From 1717 to 1723, Bach worked at the court of Prince Leopold at Cöthen, a Calvinist court where music during religious ceremonies was forbidden, but secular music during courtly entertainments was embraced. It was while at Cöthen that he wrote many of his most famous instrumental works, including the suites of dances for unaccompanied cello, keyboard, and violin that now form such important parts of the repertoire for each of these instruments. The dance suite brought together stylized folk dances from a wide range of backgrounds, and in the seventeenth century composers and publishers in the German lands began combining these dances into small collections or “suites,” grouped by key. The standard form of this suite was Allemande-Courante-Sarabande-Gigue. According to this pattern, the dances would follow a slow-fast-slow-fast pattern, with the outer two movements in duple meter and the inner two in triple meter. The stately Allemande (“German dance”) would be followed by the quick-footed courante (from the Italian corrente, meaning “running”), while the grave Sarabande would be followed by the lively, hopping Gigue (from the Irish “jig”). By the time Bach inherited the suite, composers typically added an introductory prelude, meant to introduce the key of the work, and an impressive finale. (For more on the history of Bach’s stay at Cöthen, and on the history of the dance suite, see the NOVA Notes for the October 18 concert.)

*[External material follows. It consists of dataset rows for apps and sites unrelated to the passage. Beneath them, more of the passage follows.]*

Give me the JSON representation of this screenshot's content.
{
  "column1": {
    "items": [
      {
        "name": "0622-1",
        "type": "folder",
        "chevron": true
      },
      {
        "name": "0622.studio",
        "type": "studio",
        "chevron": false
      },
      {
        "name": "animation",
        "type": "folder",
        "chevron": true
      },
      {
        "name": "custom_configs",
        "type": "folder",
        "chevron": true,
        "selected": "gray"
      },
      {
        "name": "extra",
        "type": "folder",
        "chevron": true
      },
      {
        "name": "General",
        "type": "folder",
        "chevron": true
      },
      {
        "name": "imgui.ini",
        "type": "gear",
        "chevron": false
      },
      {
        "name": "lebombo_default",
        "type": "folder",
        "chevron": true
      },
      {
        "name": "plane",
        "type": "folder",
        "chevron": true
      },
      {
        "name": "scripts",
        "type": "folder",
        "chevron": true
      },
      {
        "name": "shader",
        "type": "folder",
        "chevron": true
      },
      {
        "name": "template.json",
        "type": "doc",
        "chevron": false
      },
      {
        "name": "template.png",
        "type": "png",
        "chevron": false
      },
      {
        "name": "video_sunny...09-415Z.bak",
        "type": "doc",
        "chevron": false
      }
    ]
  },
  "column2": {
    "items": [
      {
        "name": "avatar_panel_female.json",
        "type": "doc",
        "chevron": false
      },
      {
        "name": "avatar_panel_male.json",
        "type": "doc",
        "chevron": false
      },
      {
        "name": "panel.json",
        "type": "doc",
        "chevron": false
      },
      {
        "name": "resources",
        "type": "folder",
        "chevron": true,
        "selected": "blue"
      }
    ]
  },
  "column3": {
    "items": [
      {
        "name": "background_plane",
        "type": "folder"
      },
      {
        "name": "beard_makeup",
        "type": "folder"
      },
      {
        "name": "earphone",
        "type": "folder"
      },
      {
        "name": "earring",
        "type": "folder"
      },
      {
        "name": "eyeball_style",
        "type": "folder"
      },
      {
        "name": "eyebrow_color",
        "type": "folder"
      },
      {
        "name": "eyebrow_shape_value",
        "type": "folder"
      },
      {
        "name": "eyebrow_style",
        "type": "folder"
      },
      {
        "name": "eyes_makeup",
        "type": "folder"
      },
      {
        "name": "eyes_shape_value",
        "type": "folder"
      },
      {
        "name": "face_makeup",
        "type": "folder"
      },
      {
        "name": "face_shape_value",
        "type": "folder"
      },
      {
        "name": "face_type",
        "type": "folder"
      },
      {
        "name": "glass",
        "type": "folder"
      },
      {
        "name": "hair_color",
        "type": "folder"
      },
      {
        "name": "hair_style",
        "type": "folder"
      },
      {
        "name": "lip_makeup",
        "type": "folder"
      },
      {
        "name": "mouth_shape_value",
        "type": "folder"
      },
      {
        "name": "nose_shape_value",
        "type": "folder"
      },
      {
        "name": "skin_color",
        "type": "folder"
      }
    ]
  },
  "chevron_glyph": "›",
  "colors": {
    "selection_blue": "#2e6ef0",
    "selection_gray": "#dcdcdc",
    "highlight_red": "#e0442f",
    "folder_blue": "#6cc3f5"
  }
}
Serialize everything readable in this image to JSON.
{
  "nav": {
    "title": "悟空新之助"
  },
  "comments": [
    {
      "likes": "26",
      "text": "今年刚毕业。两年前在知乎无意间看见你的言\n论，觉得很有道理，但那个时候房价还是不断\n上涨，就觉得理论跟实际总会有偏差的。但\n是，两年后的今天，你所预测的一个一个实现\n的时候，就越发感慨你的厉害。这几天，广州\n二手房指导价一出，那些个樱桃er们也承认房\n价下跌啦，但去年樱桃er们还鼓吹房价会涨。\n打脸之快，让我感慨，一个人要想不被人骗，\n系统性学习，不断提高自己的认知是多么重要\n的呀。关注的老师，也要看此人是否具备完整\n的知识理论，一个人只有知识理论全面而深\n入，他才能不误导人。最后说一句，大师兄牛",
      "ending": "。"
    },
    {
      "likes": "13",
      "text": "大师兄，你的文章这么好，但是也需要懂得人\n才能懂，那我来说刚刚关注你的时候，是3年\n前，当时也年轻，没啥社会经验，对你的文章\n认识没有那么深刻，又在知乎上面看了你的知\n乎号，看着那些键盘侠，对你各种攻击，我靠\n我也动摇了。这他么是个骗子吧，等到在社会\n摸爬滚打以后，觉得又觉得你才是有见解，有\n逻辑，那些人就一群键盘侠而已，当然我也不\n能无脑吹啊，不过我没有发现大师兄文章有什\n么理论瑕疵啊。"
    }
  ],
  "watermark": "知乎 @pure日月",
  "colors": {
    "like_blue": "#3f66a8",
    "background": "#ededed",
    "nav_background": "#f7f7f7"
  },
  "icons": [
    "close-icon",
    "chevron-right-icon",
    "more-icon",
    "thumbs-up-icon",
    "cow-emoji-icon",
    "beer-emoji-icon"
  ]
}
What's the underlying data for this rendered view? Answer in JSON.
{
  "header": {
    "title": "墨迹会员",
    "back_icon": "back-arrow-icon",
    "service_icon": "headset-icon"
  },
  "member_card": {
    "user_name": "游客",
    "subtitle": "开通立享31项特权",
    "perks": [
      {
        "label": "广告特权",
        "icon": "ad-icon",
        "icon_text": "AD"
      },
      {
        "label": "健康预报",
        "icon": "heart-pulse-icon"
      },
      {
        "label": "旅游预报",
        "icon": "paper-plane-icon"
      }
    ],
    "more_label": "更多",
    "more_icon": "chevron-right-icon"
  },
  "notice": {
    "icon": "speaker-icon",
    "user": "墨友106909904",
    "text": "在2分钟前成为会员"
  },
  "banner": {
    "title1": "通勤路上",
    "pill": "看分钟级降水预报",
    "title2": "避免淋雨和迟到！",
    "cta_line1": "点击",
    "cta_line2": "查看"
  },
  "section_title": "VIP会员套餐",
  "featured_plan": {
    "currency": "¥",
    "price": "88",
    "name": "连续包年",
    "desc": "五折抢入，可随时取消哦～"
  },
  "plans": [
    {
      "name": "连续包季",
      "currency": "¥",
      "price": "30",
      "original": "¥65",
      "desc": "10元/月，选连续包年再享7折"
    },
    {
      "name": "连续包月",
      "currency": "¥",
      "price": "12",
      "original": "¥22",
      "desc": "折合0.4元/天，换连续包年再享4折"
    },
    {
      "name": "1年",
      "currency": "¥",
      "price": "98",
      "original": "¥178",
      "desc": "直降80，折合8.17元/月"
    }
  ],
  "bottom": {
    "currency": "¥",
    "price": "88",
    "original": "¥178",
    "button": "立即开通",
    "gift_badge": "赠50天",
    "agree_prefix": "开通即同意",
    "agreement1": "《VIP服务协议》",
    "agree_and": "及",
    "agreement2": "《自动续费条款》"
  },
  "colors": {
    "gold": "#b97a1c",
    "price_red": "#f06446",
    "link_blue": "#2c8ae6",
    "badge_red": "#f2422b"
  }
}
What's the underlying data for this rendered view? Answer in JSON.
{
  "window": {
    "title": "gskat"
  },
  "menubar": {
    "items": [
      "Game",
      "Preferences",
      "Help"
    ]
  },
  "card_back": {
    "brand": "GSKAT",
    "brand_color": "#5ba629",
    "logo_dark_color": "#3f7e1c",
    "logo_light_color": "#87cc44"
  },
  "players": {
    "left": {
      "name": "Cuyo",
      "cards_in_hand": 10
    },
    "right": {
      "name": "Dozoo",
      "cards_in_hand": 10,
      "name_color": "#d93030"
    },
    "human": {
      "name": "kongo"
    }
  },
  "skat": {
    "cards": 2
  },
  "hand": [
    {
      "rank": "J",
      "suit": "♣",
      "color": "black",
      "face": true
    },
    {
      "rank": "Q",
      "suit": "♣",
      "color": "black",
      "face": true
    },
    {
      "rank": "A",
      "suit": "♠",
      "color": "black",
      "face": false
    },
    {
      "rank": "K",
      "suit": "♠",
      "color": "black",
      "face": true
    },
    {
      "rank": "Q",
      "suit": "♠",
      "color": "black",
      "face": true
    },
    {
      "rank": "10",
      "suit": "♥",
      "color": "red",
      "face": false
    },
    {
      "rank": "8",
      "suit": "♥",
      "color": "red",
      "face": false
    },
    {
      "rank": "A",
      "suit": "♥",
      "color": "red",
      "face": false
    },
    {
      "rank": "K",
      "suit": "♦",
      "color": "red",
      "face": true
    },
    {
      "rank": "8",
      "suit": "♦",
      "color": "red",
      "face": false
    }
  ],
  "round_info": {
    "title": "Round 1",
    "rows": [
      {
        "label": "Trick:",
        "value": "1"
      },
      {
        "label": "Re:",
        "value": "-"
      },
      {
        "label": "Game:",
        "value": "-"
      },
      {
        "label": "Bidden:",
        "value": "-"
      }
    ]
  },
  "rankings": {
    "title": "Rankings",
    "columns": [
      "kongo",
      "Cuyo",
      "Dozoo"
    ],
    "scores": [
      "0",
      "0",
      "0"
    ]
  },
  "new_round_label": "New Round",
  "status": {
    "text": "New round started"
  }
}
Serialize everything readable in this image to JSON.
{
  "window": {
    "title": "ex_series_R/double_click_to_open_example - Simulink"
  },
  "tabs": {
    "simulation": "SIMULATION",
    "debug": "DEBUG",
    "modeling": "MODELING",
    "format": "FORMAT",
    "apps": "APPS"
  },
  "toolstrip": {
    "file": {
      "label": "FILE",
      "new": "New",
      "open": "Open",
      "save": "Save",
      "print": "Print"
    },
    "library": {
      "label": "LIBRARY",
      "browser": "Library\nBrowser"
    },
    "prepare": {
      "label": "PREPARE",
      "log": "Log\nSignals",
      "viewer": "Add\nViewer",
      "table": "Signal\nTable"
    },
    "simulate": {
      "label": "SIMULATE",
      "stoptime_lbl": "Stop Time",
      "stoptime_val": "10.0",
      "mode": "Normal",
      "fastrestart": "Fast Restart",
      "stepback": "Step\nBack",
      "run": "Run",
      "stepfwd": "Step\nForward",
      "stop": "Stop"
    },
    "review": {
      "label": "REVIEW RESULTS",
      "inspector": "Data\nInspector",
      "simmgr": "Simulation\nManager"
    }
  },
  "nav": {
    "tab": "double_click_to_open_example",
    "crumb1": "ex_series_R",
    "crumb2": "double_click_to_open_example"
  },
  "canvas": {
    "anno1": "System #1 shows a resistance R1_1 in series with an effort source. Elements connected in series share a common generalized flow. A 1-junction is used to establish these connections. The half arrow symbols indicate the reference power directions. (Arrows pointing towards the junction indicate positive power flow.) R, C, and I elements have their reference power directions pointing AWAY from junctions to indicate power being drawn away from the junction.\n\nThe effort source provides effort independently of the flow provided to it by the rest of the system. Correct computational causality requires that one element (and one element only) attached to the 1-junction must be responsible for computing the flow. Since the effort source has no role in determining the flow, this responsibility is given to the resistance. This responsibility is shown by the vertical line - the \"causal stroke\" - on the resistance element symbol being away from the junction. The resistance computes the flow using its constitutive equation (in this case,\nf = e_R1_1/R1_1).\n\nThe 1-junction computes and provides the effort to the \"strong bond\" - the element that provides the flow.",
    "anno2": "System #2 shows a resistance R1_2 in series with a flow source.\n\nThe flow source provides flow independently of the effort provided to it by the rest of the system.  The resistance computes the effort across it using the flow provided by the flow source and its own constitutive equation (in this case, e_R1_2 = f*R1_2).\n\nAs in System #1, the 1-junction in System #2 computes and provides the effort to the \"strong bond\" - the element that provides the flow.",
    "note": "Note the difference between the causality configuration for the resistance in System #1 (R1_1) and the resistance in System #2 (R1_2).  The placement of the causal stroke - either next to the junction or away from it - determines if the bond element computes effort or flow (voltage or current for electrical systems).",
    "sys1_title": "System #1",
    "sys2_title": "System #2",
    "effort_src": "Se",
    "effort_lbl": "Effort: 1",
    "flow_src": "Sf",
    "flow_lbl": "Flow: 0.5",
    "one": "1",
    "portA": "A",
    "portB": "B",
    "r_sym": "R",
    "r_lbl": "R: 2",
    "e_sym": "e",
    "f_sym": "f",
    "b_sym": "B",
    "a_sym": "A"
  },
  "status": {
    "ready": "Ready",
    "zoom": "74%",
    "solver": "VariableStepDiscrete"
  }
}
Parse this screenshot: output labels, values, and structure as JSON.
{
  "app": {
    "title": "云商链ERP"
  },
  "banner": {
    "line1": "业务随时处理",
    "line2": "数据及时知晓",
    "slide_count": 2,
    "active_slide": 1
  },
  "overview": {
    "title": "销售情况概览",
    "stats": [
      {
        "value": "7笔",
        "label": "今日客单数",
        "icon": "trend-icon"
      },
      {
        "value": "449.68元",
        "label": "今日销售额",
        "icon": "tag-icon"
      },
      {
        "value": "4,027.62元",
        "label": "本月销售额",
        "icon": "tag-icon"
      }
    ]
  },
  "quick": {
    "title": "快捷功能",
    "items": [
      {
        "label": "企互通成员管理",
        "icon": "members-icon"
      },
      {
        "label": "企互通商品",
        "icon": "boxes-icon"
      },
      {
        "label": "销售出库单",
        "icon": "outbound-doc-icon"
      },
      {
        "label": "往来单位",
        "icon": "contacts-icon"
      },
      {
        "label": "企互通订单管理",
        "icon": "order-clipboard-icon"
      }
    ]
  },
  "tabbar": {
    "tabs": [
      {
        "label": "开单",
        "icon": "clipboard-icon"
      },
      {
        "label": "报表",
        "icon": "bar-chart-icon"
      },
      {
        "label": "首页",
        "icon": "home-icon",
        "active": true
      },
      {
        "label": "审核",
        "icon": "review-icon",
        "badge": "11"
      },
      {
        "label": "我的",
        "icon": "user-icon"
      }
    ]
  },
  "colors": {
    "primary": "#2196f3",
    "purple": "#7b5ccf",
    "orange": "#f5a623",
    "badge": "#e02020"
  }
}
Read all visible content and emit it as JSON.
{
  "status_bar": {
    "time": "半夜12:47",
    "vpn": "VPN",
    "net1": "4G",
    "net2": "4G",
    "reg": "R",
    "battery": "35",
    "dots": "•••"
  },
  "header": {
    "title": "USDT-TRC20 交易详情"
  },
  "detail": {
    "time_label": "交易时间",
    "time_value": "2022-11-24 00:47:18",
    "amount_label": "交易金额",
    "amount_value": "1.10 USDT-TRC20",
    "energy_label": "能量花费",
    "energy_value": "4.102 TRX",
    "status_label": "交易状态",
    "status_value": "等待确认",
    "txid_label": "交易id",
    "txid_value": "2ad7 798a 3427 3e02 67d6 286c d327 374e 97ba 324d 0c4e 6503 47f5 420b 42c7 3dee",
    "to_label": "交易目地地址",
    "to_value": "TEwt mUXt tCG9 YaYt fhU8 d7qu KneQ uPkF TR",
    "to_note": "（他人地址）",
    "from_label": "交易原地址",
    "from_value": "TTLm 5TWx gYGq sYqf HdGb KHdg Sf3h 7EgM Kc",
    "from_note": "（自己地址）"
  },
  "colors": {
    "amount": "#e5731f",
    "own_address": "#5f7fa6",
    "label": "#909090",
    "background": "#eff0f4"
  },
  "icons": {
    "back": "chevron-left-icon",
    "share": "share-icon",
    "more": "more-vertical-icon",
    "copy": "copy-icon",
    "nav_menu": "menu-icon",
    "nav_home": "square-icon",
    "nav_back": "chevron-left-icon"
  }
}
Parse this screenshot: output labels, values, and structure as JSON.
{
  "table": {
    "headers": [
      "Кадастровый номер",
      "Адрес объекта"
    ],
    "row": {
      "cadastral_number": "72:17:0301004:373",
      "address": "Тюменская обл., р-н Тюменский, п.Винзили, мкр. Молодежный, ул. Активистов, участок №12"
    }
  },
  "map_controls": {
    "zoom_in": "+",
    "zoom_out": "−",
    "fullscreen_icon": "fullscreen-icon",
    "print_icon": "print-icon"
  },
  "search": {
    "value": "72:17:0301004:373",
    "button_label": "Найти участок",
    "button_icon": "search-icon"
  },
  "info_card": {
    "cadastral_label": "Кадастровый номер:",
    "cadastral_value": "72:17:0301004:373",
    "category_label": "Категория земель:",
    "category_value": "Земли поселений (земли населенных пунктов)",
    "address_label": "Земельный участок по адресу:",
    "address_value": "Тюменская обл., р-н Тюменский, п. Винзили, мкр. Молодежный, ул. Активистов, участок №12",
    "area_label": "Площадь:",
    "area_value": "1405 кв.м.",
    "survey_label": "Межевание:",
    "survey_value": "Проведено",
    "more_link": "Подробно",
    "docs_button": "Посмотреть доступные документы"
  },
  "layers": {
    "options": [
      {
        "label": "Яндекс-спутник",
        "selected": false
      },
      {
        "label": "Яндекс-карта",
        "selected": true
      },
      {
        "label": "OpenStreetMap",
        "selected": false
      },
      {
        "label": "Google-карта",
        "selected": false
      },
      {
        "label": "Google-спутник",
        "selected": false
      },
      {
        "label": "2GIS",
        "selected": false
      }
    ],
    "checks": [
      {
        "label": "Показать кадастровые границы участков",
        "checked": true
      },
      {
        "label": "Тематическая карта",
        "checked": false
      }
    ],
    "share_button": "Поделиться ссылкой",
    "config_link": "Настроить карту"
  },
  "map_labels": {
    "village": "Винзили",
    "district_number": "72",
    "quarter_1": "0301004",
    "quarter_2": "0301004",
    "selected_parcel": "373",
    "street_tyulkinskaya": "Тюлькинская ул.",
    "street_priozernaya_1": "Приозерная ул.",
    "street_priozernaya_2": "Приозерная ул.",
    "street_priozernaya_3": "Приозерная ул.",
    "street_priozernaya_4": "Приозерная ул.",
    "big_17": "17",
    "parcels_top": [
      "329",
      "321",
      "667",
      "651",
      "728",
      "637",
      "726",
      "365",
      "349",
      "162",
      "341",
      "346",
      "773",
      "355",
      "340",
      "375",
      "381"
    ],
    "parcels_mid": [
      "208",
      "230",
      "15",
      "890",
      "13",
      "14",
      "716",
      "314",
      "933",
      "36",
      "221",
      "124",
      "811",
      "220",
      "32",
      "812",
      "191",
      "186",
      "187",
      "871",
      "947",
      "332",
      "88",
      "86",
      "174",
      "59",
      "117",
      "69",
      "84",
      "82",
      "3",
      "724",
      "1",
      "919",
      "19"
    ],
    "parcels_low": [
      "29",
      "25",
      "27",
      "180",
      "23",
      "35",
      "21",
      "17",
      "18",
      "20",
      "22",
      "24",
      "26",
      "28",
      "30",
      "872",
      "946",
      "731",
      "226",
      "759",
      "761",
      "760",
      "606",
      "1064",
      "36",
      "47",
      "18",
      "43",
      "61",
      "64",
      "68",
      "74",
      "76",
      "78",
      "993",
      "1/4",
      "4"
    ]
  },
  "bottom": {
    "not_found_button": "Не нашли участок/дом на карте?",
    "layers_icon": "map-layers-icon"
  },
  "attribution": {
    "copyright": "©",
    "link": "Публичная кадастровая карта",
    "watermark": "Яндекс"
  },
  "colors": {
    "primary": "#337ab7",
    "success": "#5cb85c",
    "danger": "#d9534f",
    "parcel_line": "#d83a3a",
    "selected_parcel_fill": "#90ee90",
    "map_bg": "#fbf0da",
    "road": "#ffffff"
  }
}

Prince Leopold of Cöthen, Bach’s employer from
1717 to 1723

Yet in his second Partita (essentially, an Italian dance suite) for solo violin, Bach stripped away the by-now traditional prelude and finale, reducing the dance suite to its four fundamental dances. To these four movements, he then added a Chaconne, a compositional form in which a short “ground bass” melody is played on a loop while the composer builds variations above this recurring foundation. It is a fun quirk of music history that both the Sarabande and the Chaconne, now known for their expansive stateliness, are thought to have their origins in quick-footed, lubricious dances imported from South America in the sixteenth century. Bach’s Chaconne, on the other hand, is a monumental work of staggering proportions –– the four-bar ground bass is repeated no fewer than sixty-four times –– that has become one of the most famous works ever composed. A century and a half after the Chaconne’s composition, Johannes Brahms would write to Clara Schumann, in June 1877:

The Chaconne is, for me, one of the most unimaginably wonderful pieces of music. On a single string, for one small instrument, Bach writes an entire world of deepest thoughts and most profound feelings. If I could even imagine that I might create such a work, I am sure that the excess of excitement and shock would drive me mad.

A manuscript of Bach’s Chaconne in D Minor, likely copied by Bach’s wife Anna Magdalena.

And, indeed, Brahms would be one of many composers –– Felix Mendelssohn, Robert Schumann, and Ferrucio Busoni among them –– to arrange the work; Brahms’ version is for the piano, for the left hand alone. On April 17, Bach’s tremendous second Partita will be performed for NOVA’s gallery audience by Alexander Woods on Baroque violin.

Kamala Schelling,  April 5, 2016